At least three state government agencies are investigating the Health Net breach, which affected an estimated 1.9 million individuals and involved nine server drives missing from a California data center managed by IBM. The Department of Health and Human Services' Office for Civil Rights, which adds breach incidents to its official tally once details are confirmed, has not yet placed the Health Net incident on its list.
OCR added only nine incidents to its official tally in the past month. But those included a health information breach at New York City Health and Hospitals Corp. that affected 1.7 million. That incident involved the theft of backup tapes from an unlocked, unattended truck.
HITECH Act MandateOCR began posting incidents to its breach list on Feb. 22, 2010, for cases dating back to Sept. 22, 2009, when the HITECH Act breach notification rule took effect.
Under the interim final version of the breach notification rule, breaches affecting 500 individuals or more must be reported to OCR as well as the individuals affected, within 60 days.
More than half of the 249 major incidents reported so far have involved the theft or loss of computer devices, leading many regulators and security experts to highlight the need to encrypt laptops and other devices. But the Health Net and New York City Health and Hospitals Corp. incidents, which may have affected a combined total of 3.6 million, are calling attention to the need to protect storage media as well.
Meanwhile, OCR is ramping up its enforcement efforts. For example, it announced penalties in HIPAA privacy violation cases against Cignet Health and Massachusetts General Hospital. While the Cignet case involved a failure to provide patients with copies of their records, the Mass General case involved a breach stemming from the loss of paper records on a subway train.
"It is clear that we will be vigorously enforcing these requirements, and, with the increased penalties that are available under the HITECH Act, covered entities need to pay attention and take whatever steps they can to prevent complaints in the first place by meeting their obligations to the fullest," said Susan McAndrew, OCR's deputy director of health information privacy (See: OCR's McAndrew on Enforcing HIPAA). McAndrew also pointed out that OCR is continuing to investigate all the major breach incidents.
OCR has asked for more funding in its fiscal 2012 budget for its HIPAA and HITECH Enforcement efforts. For example, it's seeking $1.3 million to investigate smaller breach incidents, which must be reported to OCR annually under the HITECH Act.

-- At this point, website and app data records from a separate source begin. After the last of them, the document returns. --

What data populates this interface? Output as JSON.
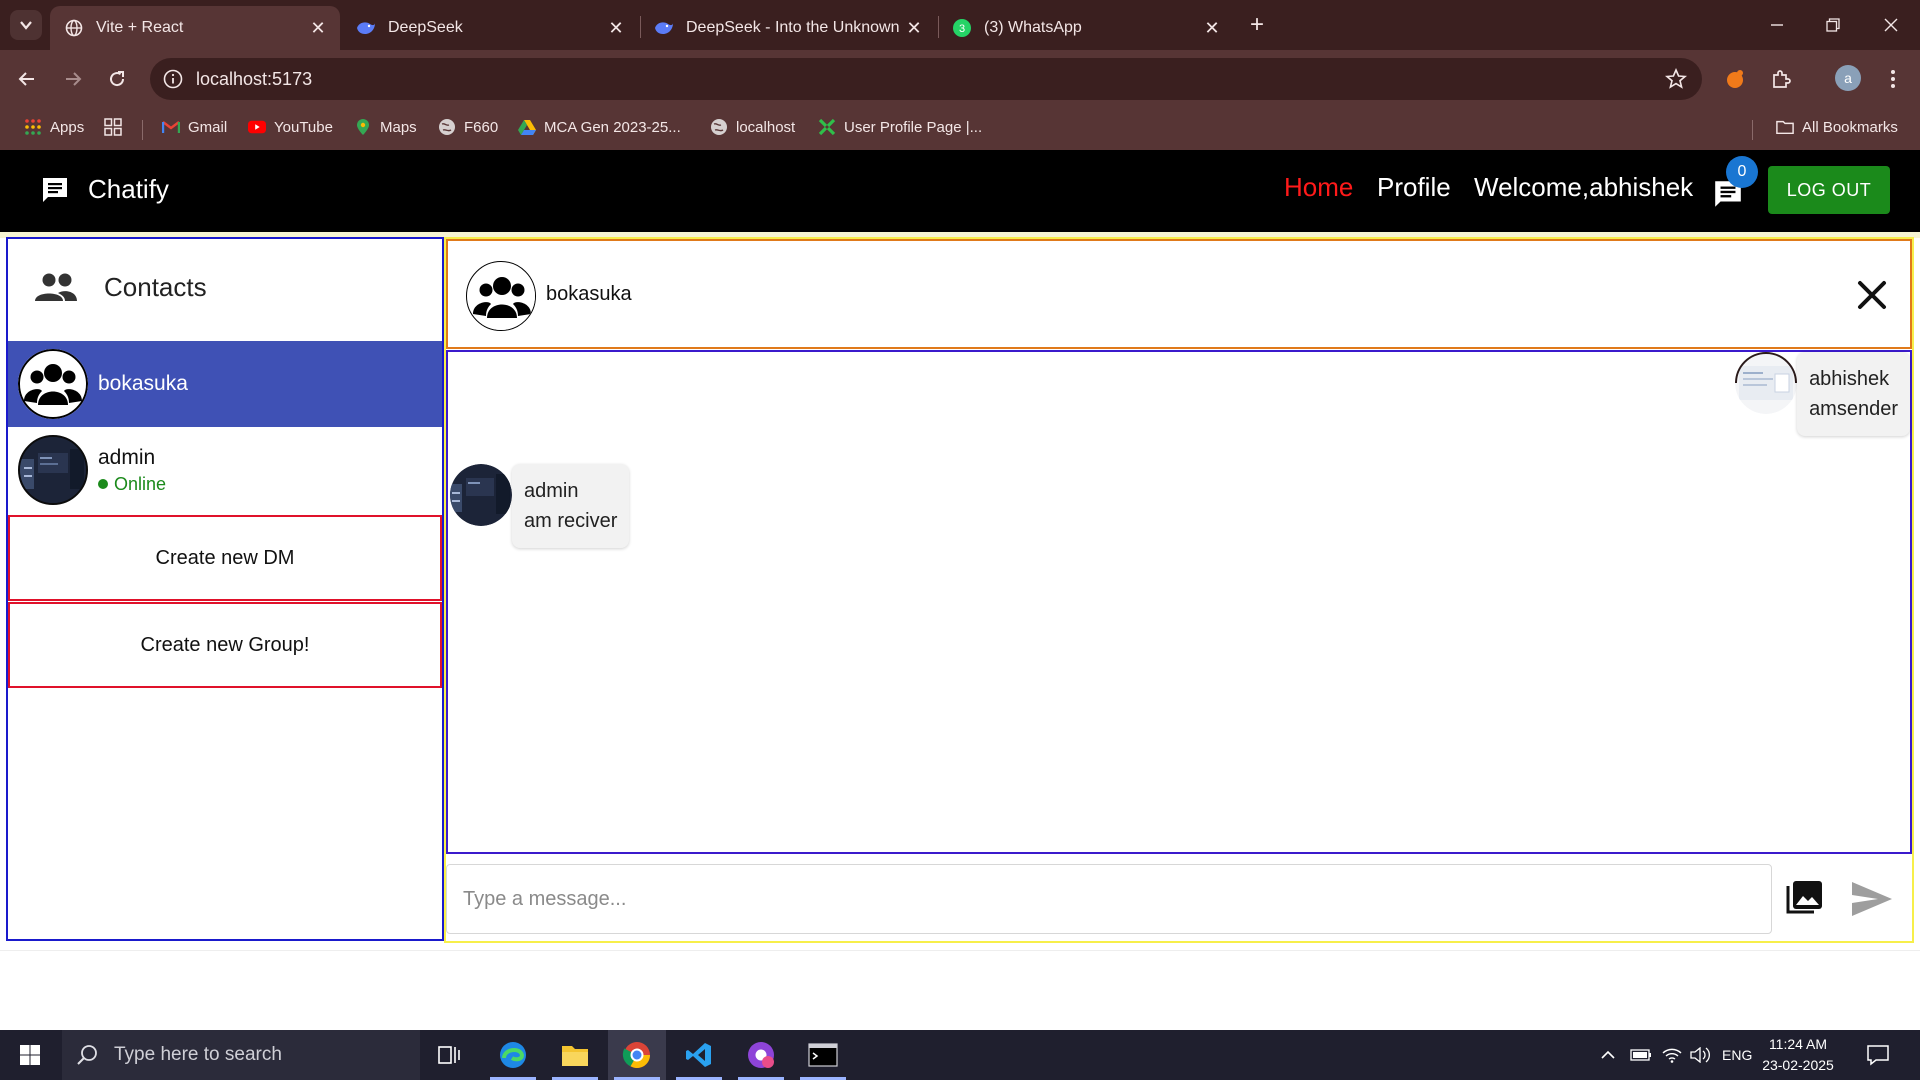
{
  "browser": {
    "tabs": [
      {
        "title": "Vite + React",
        "active": true
      },
      {
        "title": "DeepSeek",
        "active": false
      },
      {
        "title": "DeepSeek - Into the Unknown",
        "active": false
      },
      {
        "title": "(3) WhatsApp",
        "active": false
      }
    ],
    "whatsapp_badge": "3",
    "url": "localhost:5173",
    "profile_initial": "a",
    "bookmarks": [
      {
        "label": "Apps",
        "icon": "apps-grid-icon"
      },
      {
        "label": "Gmail",
        "icon": "gmail-icon"
      },
      {
        "label": "YouTube",
        "icon": "youtube-icon"
      },
      {
        "label": "Maps",
        "icon": "maps-pin-icon"
      },
      {
        "label": "F660",
        "icon": "globe-icon"
      },
      {
        "label": "MCA Gen 2023-25...",
        "icon": "google-drive-icon"
      },
      {
        "label": "localhost",
        "icon": "globe-icon"
      },
      {
        "label": "User Profile Page |...",
        "icon": "puzzle-logo-icon"
      }
    ],
    "all_bookmarks": "All Bookmarks"
  },
  "app": {
    "brand": "Chatify",
    "nav": {
      "home": "Home",
      "profile": "Profile",
      "welcome": "Welcome,abhishek",
      "notification_count": "0",
      "logout": "LOG OUT"
    },
    "colors": {
      "accent_selected": "#3f51b5",
      "home_link": "#ff1a1a",
      "logout_bg": "#1b8a1b",
      "online": "#1b8a1b"
    },
    "contacts": {
      "title": "Contacts",
      "items": [
        {
          "name": "bokasuka",
          "selected": true,
          "status": ""
        },
        {
          "name": "admin",
          "selected": false,
          "status": "Online"
        }
      ],
      "create_dm": "Create new DM",
      "create_group": "Create new Group!"
    },
    "chat": {
      "header_name": "bokasuka",
      "messages": [
        {
          "sender": "abhishek",
          "text": "amsender",
          "side": "right"
        },
        {
          "sender": "admin",
          "text": "am reciver",
          "side": "left"
        }
      ],
      "input_placeholder": "Type a message..."
    }
  },
  "taskbar": {
    "search_placeholder": "Type here to search",
    "language": "ENG",
    "time": "11:24 AM",
    "date": "23-02-2025"
  }
}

This spring, state attorneys general will get training on how to file HIPAA federal civil lawsuits, as enabled under the HITECH Act. And a HITECH-mandated HIPAA audit program is still in the works, with at least one pilot likely this year, McAndrew said.
A final version of the HITECH breach notification rule, which could further clarify exactly what types of incidents need to be reported, is expected sometime this year. The interim version contains a controversial "harm standard," which allows organizations to conduct a risk assessment to determine if an incident represents a significant risk of harm and, thus, must be reported.